* REQUIRED ACTION *
Check each line of the data below for the word "PIANO", then extract the ones that have it.

* PROVIDED MATERIAL *

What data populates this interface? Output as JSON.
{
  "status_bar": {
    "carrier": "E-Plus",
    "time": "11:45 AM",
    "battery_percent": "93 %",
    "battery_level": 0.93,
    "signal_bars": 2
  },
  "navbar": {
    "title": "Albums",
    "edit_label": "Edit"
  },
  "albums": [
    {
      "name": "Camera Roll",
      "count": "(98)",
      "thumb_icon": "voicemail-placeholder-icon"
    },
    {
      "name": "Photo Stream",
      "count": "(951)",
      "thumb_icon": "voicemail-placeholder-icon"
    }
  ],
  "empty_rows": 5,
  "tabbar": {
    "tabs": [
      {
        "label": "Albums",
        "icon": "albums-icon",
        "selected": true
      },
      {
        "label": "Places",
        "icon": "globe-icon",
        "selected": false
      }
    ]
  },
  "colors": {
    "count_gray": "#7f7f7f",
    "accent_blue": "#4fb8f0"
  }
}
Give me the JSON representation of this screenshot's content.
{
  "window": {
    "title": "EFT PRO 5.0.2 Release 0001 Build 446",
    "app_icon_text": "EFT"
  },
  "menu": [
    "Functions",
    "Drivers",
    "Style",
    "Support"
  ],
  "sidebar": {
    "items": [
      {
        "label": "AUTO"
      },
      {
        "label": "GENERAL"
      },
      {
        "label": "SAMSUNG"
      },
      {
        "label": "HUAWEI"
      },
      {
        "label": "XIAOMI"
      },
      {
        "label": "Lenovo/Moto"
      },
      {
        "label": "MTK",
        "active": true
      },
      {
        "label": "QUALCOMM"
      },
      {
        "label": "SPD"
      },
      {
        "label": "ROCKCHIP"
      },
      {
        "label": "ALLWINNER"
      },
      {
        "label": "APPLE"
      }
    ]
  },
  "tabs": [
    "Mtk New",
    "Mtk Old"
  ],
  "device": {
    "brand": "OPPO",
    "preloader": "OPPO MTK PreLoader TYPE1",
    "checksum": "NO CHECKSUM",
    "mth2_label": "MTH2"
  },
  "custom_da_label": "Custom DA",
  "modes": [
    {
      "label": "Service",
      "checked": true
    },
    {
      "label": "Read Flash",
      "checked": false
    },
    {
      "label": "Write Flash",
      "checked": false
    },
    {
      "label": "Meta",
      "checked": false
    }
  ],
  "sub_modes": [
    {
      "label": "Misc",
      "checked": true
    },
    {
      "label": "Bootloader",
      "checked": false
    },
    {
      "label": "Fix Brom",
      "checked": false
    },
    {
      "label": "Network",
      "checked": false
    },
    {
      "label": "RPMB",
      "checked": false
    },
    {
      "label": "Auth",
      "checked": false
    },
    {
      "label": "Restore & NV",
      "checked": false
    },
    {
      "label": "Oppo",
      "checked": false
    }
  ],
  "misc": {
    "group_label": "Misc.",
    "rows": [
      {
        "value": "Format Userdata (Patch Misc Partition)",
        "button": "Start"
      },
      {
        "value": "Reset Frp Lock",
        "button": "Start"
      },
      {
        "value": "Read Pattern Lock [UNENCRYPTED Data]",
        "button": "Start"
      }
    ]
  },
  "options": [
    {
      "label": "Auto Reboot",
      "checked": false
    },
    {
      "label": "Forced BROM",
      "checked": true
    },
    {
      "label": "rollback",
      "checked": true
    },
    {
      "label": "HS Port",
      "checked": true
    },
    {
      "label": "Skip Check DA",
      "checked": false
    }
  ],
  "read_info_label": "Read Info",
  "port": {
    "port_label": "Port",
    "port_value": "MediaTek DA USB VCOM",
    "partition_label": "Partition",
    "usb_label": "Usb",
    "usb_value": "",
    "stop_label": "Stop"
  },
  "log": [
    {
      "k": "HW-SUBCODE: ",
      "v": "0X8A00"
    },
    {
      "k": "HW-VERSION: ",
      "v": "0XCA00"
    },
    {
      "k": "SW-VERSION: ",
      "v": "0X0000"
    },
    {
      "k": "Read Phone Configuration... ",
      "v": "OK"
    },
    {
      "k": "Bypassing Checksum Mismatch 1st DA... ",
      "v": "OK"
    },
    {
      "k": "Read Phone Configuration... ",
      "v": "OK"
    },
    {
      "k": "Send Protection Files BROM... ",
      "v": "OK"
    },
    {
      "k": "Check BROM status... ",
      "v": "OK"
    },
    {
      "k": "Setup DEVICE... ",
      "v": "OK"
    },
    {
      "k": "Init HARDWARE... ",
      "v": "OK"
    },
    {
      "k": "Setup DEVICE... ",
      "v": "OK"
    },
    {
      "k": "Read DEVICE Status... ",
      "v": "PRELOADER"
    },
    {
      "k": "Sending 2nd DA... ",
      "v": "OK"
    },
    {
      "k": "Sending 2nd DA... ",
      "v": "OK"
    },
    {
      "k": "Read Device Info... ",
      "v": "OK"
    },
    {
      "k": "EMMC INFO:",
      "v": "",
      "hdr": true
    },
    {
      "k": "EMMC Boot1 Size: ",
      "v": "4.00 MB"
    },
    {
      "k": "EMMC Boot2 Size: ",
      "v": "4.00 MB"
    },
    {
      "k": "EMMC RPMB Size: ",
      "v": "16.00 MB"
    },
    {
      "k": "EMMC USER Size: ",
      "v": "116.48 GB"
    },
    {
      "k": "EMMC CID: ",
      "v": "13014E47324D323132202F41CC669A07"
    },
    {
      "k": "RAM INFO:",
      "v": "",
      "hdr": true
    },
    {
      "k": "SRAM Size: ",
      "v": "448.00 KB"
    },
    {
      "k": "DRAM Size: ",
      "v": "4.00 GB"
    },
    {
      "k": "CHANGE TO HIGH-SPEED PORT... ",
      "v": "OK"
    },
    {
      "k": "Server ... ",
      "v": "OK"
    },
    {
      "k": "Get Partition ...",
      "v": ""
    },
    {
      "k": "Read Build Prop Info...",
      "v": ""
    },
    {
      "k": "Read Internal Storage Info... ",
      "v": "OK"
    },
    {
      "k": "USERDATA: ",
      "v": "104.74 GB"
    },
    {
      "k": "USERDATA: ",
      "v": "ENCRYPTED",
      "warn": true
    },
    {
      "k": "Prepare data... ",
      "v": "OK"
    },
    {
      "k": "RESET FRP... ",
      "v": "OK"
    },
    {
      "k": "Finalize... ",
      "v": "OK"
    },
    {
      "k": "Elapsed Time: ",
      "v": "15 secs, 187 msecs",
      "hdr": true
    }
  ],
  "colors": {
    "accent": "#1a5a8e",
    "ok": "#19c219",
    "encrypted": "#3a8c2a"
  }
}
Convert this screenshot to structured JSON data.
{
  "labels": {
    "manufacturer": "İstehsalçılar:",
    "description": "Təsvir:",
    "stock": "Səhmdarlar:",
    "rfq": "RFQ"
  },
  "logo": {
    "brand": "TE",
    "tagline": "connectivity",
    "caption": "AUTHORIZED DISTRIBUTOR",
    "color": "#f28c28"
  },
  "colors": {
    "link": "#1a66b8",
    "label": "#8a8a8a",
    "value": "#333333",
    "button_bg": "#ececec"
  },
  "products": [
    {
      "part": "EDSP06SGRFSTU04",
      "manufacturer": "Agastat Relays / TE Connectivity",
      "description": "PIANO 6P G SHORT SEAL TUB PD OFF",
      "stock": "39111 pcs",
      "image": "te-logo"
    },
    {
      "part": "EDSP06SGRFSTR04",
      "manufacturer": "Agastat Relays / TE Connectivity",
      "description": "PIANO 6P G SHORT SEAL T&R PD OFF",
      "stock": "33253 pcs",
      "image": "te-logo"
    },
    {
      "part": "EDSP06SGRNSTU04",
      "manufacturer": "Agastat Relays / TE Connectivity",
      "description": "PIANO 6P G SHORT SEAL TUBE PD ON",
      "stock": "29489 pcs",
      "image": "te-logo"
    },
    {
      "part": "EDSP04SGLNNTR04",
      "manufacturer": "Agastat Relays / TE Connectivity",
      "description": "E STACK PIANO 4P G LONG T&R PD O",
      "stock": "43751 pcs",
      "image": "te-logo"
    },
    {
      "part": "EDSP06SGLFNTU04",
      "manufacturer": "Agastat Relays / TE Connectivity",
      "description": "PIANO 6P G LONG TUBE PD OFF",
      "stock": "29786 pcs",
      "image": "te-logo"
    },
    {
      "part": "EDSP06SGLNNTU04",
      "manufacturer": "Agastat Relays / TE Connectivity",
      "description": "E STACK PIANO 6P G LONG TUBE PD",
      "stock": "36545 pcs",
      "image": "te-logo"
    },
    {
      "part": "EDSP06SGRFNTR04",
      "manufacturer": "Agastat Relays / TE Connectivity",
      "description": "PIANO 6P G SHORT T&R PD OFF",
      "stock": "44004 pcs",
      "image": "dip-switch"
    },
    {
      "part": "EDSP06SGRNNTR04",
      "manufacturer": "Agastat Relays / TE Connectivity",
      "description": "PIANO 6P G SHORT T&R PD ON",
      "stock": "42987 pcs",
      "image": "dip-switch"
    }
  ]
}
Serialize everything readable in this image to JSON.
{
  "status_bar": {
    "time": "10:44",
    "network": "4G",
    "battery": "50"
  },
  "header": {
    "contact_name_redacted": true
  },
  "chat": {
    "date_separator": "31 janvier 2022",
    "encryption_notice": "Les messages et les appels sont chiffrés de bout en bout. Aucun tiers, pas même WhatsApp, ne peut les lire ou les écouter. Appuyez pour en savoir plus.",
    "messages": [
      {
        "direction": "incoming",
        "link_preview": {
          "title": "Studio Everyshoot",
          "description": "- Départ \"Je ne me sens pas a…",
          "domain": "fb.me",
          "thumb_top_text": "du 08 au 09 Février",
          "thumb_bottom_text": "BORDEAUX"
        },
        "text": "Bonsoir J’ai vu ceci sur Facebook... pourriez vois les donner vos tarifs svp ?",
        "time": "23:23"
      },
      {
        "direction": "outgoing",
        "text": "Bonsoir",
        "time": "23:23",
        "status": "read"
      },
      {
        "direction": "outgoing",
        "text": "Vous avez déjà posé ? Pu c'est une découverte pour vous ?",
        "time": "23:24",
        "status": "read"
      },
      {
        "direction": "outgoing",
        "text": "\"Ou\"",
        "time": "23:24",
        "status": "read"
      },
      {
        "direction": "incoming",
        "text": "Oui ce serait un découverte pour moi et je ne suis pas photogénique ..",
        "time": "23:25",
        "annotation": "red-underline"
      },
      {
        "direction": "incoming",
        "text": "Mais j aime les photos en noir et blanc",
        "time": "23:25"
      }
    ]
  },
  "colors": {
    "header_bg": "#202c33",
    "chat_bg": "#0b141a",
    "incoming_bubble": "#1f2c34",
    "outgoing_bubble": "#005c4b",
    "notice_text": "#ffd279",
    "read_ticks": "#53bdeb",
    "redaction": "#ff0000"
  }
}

* ANSWER TO THIS TASK *
      "description": "PIANO 6P G SHORT SEAL TUB PD OFF",
      "description": "PIANO 6P G SHORT SEAL T&R PD OFF",
      "description": "PIANO 6P G SHORT SEAL TUBE PD ON",
      "description": "E STACK PIANO 4P G LONG T&R PD O",
      "description": "PIANO 6P G LONG TUBE PD OFF",
      "description": "E STACK PIANO 6P G LONG TUBE PD",
      "description": "PIANO 6P G SHORT T&R PD OFF",
      "description": "PIANO 6P G SHORT T&R PD ON",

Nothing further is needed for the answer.